My Brothers and Sisters is an orchestra that blends pop, rhythm & blues, jazz, rock, hip-hop and samba, according to Searle. The size of the ensemble varies according to how big the stage is and who’s available. The full ensemble comprises a three-piece horn section, a drummer, percussionists, a string quartet, a bassist, four backup singers, a keyboardist and Searle on guitar and vocals.
“I’ve done so many rearrangements and edits to my scores to whittle them down to a three-piece or five-piece and so on,” he said. “Rhythm comes first so it can be nice to strip everything down and get really raw. But I like it more with the ladies adding vocals because they sell it better. And having horns is great because there is so much power in them.”
He has worked with more than 40 musicians over the past year, he said. Several are with him consistently, he said, such as Julian Goff (drums), Dylan McGonagle (bass), Angel Gibson (vocals), Ben Eisiminger (keyboards).
“I pay everyone, which may be the worst financial decision of my life,” he said. “But I pay them because they’re all working musicians and they’re all super-talented.”

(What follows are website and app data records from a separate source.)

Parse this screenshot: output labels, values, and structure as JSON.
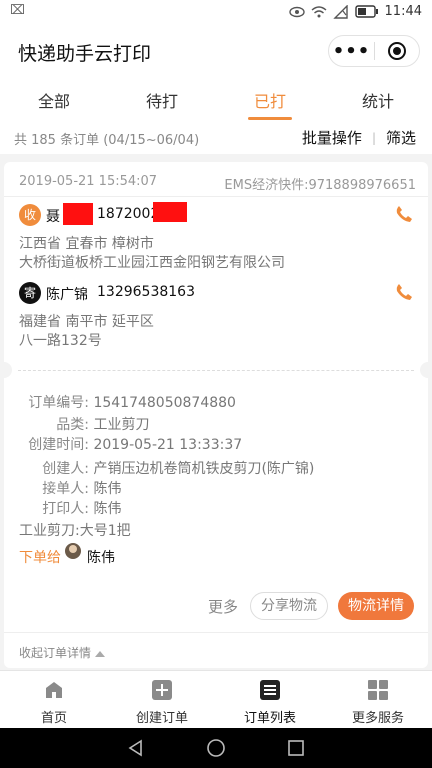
{
  "status_bar": {
    "time": "11:44",
    "notification": "⌧"
  },
  "app": {
    "title": "快递助手云打印",
    "more_label": "•••"
  },
  "tabs": [
    {
      "label": "全部",
      "active": false
    },
    {
      "label": "待打",
      "active": false
    },
    {
      "label": "已打",
      "active": true
    },
    {
      "label": "统计",
      "active": false
    }
  ],
  "summary": {
    "count_text": "共 185 条订单 (04/15~06/04)",
    "batch_label": "批量操作",
    "divider": "|",
    "filter_label": "筛选"
  },
  "order": {
    "date": "2019-05-21 15:54:07",
    "tracking": "EMS经济快件:9718898976651",
    "sender": {
      "badge": "收",
      "name": "聂",
      "phone": "18720028",
      "addr_line1": "江西省 宜春市 樟树市",
      "addr_line2": "大桥街道板桥工业园江西金阳钢艺有限公司"
    },
    "receiver": {
      "badge": "寄",
      "name": "陈广锦",
      "phone": "13296538163",
      "addr_line1": "福建省 南平市 延平区",
      "addr_line2": "八一路132号"
    },
    "details": {
      "order_no_label": "订单编号:",
      "order_no": "1541748050874880",
      "category_label": "品类:",
      "category": "工业剪刀",
      "created_label": "创建时间:",
      "created": "2019-05-21 13:33:37",
      "creator_label": "创建人:",
      "creator": "产销压边机卷筒机铁皮剪刀(陈广锦)",
      "taker_label": "接单人:",
      "taker": "陈伟",
      "printer_label": "打印人:",
      "printer": "陈伟",
      "goods": "工业剪刀:大号1把"
    },
    "assign_label": "下单给",
    "assign_to": "陈伟",
    "more_label": "更多",
    "share_label": "分享物流",
    "logistics_label": "物流详情",
    "collapse_label": "收起订单详情"
  },
  "bottom_nav": [
    {
      "label": "首页",
      "icon": "home-icon"
    },
    {
      "label": "创建订单",
      "icon": "plus-icon"
    },
    {
      "label": "订单列表",
      "icon": "list-icon"
    },
    {
      "label": "更多服务",
      "icon": "grid-icon"
    }
  ],
  "colors": {
    "accent": "#f08c3c",
    "button": "#f0783c",
    "redaction": "#ff1010"
  }
}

As of Monday, he was still filling out his roster for Saturday’s show at Crossroads KC. His band will open the stage at 7 p.m. He had enlisted 13 musicians, but was still looking for a cellist and a keyboardist — players who can step in with minimal rehearsal.
“It’s always fun,” Searle said “We’ve got nothing but positive responses.”
That’s what Sundahl is expecting: positive responses from fans connecting with some of their favorite local bands and fans discovering bands, old and new, that they’ve not heard before. He doesn’t expect the move to a much larger venue to affect the vibe.
“We’ve booked bands that draw a crowd and can fill that stage,” he said. “To play on that stage, you really have to bring it.”
There’s also a circle-of-life element to the festival’s move back to the area behind Grinders: the festival was launched in that space, when it was not much more than an empty lot.
“It’s where the festival was born,” said new dad Sundahl. “So it’s a homecoming and the venue is a far cry better now than it was back then.”
Fifteen bands will perform Saturday at four Crossroads Music Festival venues, all within walking distance of one another: Crossroads KC, 417 E. 18th St.; Midwestern Musical Co., 1830 Locust St.; the Brick, 1727 McGee St.; and Czar Bar, 1531 Grand Blvd. A preparty/show is at 8:30 p.m. Friday at Crossroads KC. That lineup features the Good Foot, the Grisly Hand and a reunion show by the Supernauts. Tickets are $10 in advance, $13 at the gate.
A ticket to all four venues for Saturday’s festival is $15 in advance, $18 at the gate. A two-day pass to Friday and Saturday events is $20. Advance tickets are available at CMFKC.com.
The Saturday schedules, in reverse order of appearance (starting times are 7 p.m.):
- Crossroads KC: Hearts of Darkness, Makuza and My Brothers and Sisters
- The Brick: Starhaven Rounders, Dead Voices, Victor & Penny and the Rural Grit All-Stars
- Czar Bar: Cherokee Rock Rifle, the Atlantic, John Velghe and the Prodigal Sons, and Mikal Shapiro, Kasey Rauch and Shane Ogren
- Midwestern Musical Co.: Appropriate Grammar, Dim Peppers, the Hillary Watts Riot and Thom Haskins.